Objective: To examine the risk factors of malnutrition among children whose mothers are infected with HIV in sub-Saharan Africa (SSA).
Methods: Multilevel logistic regression models applied to Demographic and Health Survey (DHS) data collected during 2003-2008 from 18 countries in SSA, where the DHS included HIV test data for adults of reproductive age.
Results: Across countries in SSA, the risk of malnutrition among children whose mothers are infected with HIV is particularly high among children aged one, boys, multiple/twin births, those who were smaller than average at birth, or whose mothers had no education, or in poorest or single parent households. Although these risk factors generally apply to all children from the same communities, the higher risk of child malnutrition among those in the poorest households is amplified among children whose mothers are infected with HIV. Also, while in general children who are breastfed for up to 6 months are significantly less likely to be malnourished than those who were never breastfed; the benefit of breastfeeding is not evident among children whose mothers are infected with HIV.

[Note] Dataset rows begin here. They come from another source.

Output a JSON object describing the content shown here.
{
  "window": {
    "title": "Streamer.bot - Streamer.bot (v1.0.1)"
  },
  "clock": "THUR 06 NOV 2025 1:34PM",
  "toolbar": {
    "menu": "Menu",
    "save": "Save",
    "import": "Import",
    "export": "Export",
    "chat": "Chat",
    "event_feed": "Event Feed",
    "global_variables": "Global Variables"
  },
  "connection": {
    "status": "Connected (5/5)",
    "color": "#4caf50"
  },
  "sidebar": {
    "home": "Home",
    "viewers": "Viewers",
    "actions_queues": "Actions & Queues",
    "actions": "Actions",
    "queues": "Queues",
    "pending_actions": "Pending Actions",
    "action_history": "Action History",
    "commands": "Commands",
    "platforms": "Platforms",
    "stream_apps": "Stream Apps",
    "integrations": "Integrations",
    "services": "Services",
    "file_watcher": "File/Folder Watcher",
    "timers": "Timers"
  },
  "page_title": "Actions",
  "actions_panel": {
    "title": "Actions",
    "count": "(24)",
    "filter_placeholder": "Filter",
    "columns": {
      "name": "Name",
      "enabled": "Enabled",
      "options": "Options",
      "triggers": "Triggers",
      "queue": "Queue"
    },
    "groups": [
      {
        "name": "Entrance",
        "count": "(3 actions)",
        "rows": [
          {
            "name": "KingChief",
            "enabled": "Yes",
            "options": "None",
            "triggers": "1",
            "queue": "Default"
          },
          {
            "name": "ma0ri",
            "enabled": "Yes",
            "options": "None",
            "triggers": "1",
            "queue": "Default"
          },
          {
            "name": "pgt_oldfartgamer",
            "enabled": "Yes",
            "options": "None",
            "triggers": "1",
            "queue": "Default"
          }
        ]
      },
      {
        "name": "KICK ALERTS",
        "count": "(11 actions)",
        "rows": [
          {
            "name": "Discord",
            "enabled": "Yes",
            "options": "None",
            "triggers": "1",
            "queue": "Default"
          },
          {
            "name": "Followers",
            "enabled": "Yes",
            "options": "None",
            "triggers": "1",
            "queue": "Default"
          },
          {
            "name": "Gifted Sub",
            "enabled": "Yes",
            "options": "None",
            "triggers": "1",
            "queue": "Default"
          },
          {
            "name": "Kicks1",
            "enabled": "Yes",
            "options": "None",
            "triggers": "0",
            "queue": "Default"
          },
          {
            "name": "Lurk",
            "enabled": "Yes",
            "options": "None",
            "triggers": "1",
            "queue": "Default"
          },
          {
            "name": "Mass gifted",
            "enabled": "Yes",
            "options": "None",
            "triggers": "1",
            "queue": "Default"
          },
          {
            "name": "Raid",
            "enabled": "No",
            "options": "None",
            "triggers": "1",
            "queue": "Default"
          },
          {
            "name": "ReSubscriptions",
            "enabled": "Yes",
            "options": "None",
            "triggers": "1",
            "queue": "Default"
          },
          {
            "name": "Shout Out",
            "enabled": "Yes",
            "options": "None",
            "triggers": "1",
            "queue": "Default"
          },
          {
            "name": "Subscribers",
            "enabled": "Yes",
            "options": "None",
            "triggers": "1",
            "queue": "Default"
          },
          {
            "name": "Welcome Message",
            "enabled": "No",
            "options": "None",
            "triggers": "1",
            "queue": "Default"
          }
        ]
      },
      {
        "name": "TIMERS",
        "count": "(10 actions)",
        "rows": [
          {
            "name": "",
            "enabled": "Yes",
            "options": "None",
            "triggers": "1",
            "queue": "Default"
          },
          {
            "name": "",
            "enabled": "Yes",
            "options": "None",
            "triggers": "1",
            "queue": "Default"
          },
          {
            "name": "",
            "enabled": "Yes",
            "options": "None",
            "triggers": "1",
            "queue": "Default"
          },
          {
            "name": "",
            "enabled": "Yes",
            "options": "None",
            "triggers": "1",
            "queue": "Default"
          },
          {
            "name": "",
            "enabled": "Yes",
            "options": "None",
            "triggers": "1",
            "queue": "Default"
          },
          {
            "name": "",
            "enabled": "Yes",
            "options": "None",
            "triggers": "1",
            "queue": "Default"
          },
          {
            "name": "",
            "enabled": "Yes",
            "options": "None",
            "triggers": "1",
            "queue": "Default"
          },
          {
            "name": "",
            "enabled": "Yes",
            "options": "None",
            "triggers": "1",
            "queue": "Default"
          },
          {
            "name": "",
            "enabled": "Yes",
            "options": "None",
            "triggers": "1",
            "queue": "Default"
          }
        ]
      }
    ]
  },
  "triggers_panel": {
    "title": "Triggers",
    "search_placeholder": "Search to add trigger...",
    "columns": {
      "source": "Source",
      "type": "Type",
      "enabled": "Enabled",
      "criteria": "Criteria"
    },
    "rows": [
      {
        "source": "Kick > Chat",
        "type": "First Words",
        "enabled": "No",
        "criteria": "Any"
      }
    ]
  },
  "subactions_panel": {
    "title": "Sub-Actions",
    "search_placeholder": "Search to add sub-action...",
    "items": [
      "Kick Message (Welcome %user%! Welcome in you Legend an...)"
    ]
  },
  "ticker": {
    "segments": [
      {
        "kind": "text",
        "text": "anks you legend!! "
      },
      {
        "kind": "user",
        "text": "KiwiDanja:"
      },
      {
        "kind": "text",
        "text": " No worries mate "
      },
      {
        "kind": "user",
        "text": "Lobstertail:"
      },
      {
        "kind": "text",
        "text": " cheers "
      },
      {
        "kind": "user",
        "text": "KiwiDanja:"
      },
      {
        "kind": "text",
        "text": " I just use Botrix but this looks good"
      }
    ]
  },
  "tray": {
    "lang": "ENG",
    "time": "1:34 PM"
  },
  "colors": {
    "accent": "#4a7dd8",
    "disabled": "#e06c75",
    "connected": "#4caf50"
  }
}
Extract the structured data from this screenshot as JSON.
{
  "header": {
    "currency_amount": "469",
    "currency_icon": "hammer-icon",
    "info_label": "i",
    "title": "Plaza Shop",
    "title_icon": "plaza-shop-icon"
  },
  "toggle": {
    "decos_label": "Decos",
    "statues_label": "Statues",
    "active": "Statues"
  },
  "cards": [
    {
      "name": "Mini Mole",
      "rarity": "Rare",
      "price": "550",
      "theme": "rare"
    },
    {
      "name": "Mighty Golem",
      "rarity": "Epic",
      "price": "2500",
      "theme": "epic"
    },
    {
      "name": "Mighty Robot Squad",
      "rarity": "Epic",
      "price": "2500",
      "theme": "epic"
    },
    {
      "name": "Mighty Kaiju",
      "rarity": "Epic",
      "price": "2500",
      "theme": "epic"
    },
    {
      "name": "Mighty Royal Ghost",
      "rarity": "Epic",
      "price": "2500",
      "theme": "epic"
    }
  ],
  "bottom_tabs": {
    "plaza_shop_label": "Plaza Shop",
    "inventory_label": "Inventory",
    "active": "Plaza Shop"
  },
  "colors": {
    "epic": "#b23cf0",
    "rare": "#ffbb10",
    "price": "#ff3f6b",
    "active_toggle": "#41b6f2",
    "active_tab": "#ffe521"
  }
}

Conclusion: Contextual community/country HIV prevalences show interesting patterns: the risk of malnutrition among children whose mothers are infected with HIV is lower in countries with higher HIV prevalence. These findings have important implications for interventions to address malnutrition among children made vulnerable by HIV/AIDS in the SSA region.
© 2011 Blackwell Publishing Ltd.